Now the beef, Wagyu, is a Japanese cattle that has the fat ingrained into the meat making for a very rich flavor. The cattle are grain and barley fed which play an important factor in its development. I think its California that has the statewide commercial happy cows; make happy milk. Well, in Japan happy cows; make a great dinner. What is the difference with American beef and Wagyu? You have to look at the style in which it is eaten; in Japan smaller portions are common so the meat can be heavier and fattier per bite. On the other hand, American servings are larger and leaner. The cattle is named after its local district so next time you are offered Kobe, Omi, or Sanda you will know and taste the difference.

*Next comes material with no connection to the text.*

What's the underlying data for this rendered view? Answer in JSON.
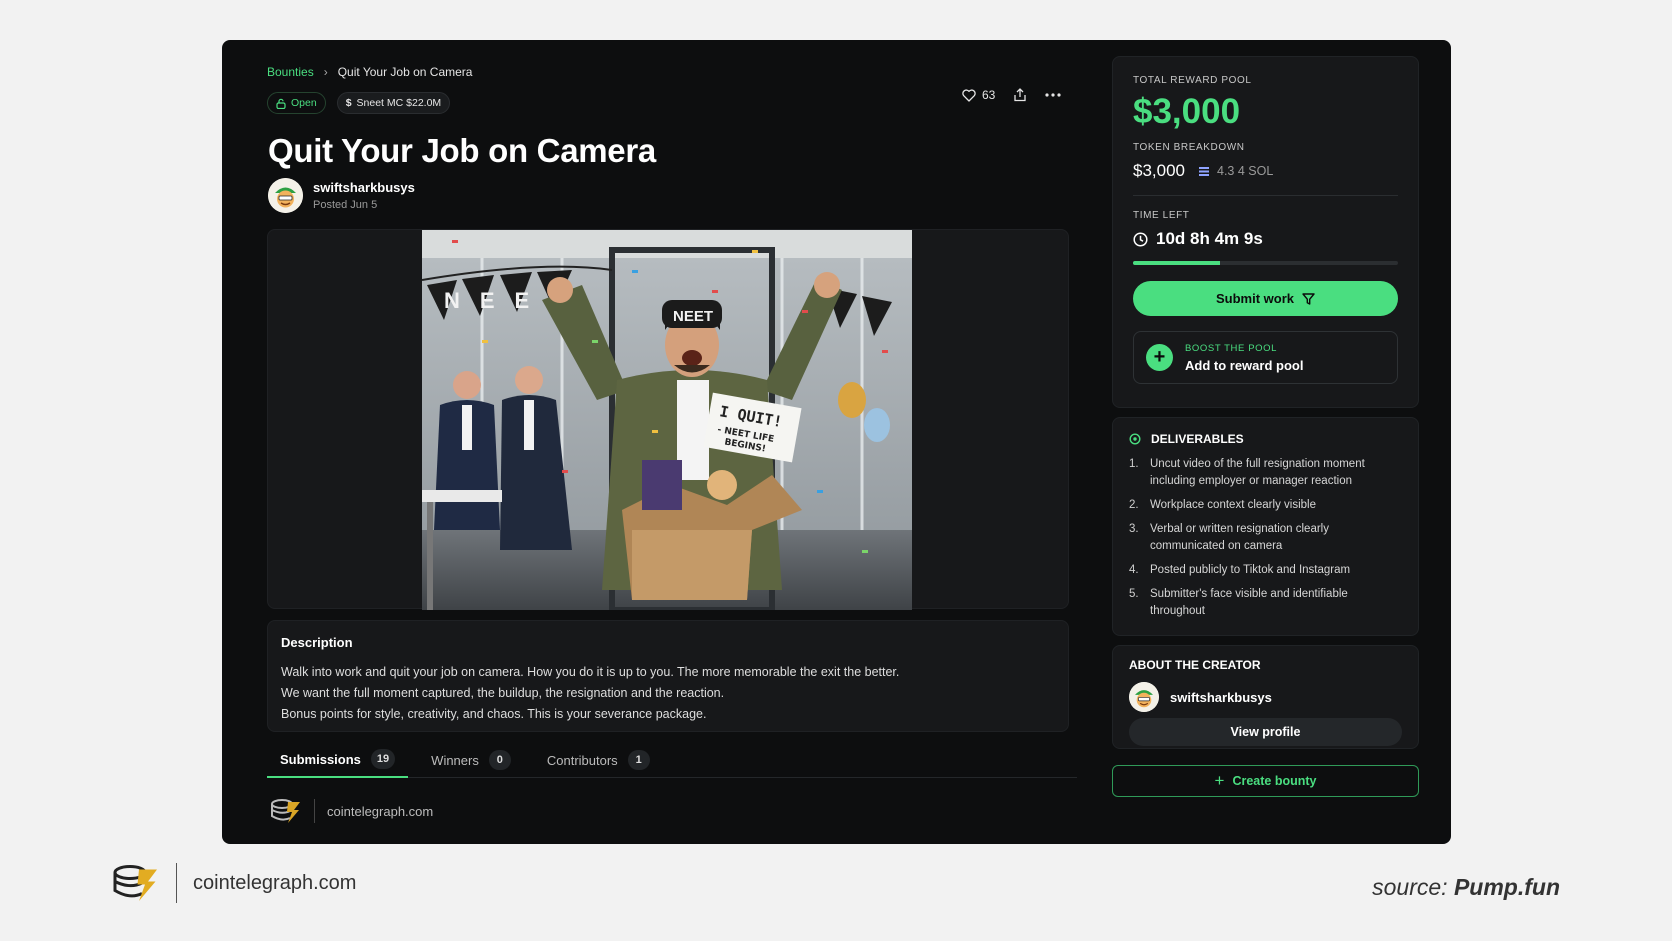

Other than getting our drinks we had a chance to meet with tons of Producers and Distributors and come learn that not all the sake's are made by major manufacturers and that there are still a lot of Seasonal small breweries. There was one in particular "Sake Story" that was a family owned and operated (by that I mean, they're a 4 man operation from harvesting to bottling). So when I drink some of these bottles I take my time to enjoy the flavor because someone out in the middle of Japan "busted their ass" to make this bottle. In the mix of it all there were quite a few that stood out to us:

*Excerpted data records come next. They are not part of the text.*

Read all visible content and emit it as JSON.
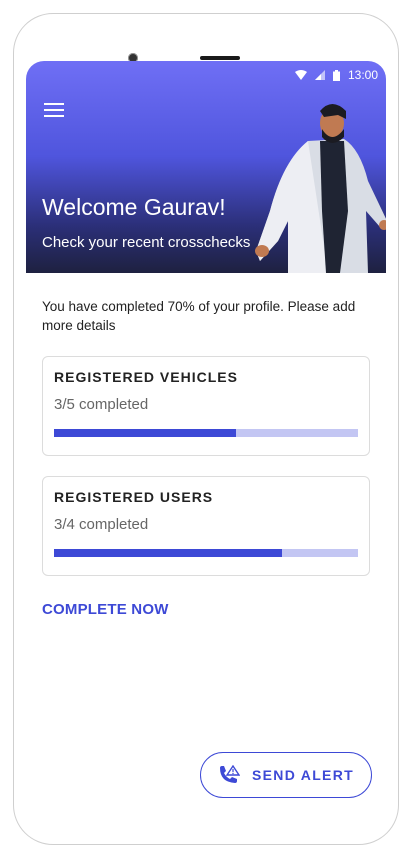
{
  "status_bar": {
    "time": "13:00",
    "icons": [
      "wifi-icon",
      "signal-icon",
      "battery-icon"
    ]
  },
  "header": {
    "menu_icon": "hamburger-menu-icon",
    "title": "Welcome Gaurav!",
    "subtitle": "Check your recent crosschecks"
  },
  "profile": {
    "message": "You have completed 70% of your profile. Please add more details",
    "completion_percent": 70
  },
  "cards": [
    {
      "title": "REGISTERED VEHICLES",
      "progress_text": "3/5 completed",
      "progress_fraction": 0.6
    },
    {
      "title": "REGISTERED USERS",
      "progress_text": "3/4 completed",
      "progress_fraction": 0.75
    }
  ],
  "actions": {
    "complete_now": "COMPLETE NOW",
    "send_alert": "SEND ALERT",
    "send_alert_icon": "phone-alert-icon"
  },
  "colors": {
    "accent": "#3d49d6",
    "track": "#c3c6f3",
    "hero_top": "#6f6ff5",
    "hero_bottom": "#1e2140"
  }
}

Val: Going back to my taste for "sweeter" sake, the first company that truly won me over was actually the last vendor we visited – Homare Sake Brewery/Nishimoto Trading Company. While a wide variety of sake was offered by them - especially one in a metal can, I double-dipped on the Tsukasabotan Junmai Mountain Yuzu sake. It was quite refreshing, with a lemony, citrus taste, served chilled and smooth going down. After that it was the Strawberry Nigori sake that completely won me over. Again very sweet, you could distinctly taste the strawberries without being overpowered by the alcohol, a little dry but much like the Mountain Yuzu, very refreshing. Finally we go back to the first vendor – Kikusui who were showing off two products I really enjoyed. The first is a can sake called "Funaguchi Kikusui Ichiban Shibori" (we'll call it Funaguchi for short), which is an unpasteurized, undiluted sake that has a nice clean taste to it and not overpowering as I would have expected. Finally we have Mio, a sparkling sake that taste pretty much like champagne. It's very soft, very smooth and the fizz gives it that extra pop.

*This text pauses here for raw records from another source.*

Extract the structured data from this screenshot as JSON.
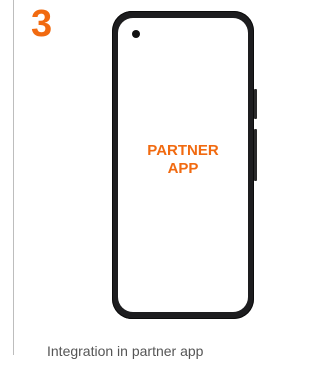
{
  "step": {
    "number": "3"
  },
  "phone": {
    "screen_label_line1": "PARTNER",
    "screen_label_line2": "APP"
  },
  "caption": "Integration in partner app",
  "colors": {
    "accent": "#f16a10",
    "divider": "#bdbdbd",
    "caption_text": "#555555",
    "phone_frame": "#1d1d1f"
  }
}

Alacran: We met a lot of interesting characters and taste plenty of sakes during this event. At one kiosk there is a sake, introduced by Samurai Chris Johnson called "Cowboy Yamahai" a strong robust sake that goes well with steaks. We also met with Kevin Mustonen who was showing off Futsu Shu (Genshu), sake aged in whisky barrels that gave it a very dry flavor with a strong 19% Alc content. In the rear of the venue they had a special area for the beef, how the cattle are fed and how the different cuts of meat make a difference. The Wagyu they served us was prepared in two ways first in a light almost stir-fry and the second as a med-rare steak both very delicious but very distinct as they brought out the beef flavor.
Unfortunately we couldn't get into the seminars, which were full to capacity. However affiliate website owner and all-around nice guy. Greg Wilcox of "Destroy All Fanboys" did attend and he had a great time. I wish we could have gotten in but nonetheless it was still worth the trek to taste all that delicious sake plus delving a little bit deeper into Japanese culture. Good food, good drink = Good times!